Here's the first trailer for the upcoming film "Chappaquiddick," which tells the story of the death of Mary Jo Kopechne and the way the Kennedy family dealt with the repercussions of the "Chappaquiddick Incident."
Some background: On July 18, 1969, during a party on Chappaquiddick Island, Kopechne, a former "boiler room girl" on RFK's 1968 presidential campaign, left with Sen. Ted Kennedy (D-MA). He then proceeded to drive his car off a bridge, escape the submerged car, walk past at least four houses where he could have conceivably called for help to rescue Kopechne, and instead walked back to the party, where he and two of his friends sort-of attempted to free Kopechne from the car and did not call the police. Kennedy then went to bed and awoke the next morning without calling authorities. The car, and Kopechne's body, were discovered that morning by two fisherman.
It is believed that Kopechne could have been rescued had authorities been called in a timely manner. Experts disagreed if Kopechne suffocated in an air pocket in the car or if she had drowned.
Kennedy eventually pleaded guilty to leaving the scene of a crash causing personal injury. He was sentenced to two months in prison in a suspended sentence. His driver's license was also suspended until November 1970.
While he never faced any serious legal punishment for Kopechne's death, his reputation was effectively shot and he did not run for president in 1972 nor in 1976. Given that his brother John was elected in 1960 and his brother Robert may have been elected had he not been assassinated in 1968, it wasn't too big of a stretch pre-Chappaquiddick to say that Ted was due for a crack at the White House.

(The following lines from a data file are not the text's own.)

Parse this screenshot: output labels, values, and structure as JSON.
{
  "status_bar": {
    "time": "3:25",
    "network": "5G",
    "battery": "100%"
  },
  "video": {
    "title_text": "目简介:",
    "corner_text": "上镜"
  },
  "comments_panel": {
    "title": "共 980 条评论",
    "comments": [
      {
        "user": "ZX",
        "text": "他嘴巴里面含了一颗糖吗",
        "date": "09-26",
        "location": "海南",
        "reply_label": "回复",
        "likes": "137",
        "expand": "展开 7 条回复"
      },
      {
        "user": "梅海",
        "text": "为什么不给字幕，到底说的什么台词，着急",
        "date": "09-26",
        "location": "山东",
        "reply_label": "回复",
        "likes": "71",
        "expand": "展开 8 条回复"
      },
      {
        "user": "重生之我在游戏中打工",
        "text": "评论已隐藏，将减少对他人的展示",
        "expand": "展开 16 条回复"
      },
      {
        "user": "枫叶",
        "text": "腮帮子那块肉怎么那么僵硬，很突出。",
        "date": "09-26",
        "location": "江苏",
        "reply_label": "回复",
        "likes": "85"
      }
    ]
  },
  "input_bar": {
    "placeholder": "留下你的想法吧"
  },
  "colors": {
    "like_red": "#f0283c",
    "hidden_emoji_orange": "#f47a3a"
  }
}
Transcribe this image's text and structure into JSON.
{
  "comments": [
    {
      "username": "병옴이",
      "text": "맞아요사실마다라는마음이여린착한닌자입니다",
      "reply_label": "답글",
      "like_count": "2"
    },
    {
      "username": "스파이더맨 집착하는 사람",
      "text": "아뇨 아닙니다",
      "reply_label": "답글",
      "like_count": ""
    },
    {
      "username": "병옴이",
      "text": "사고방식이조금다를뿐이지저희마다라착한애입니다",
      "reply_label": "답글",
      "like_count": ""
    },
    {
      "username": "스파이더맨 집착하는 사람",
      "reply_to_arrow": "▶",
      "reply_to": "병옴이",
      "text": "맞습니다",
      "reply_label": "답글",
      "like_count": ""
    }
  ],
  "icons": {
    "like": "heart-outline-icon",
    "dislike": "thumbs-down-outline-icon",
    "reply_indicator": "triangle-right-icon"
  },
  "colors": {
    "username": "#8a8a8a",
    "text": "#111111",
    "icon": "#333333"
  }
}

As for the film--if the trailer is any indication, the filmmakers did not go easy on Ted Kennedy at all, and it appears to brutally skewer the members of the Kennedy family.
"Chappaquiddick" will be released on April 6, 2018.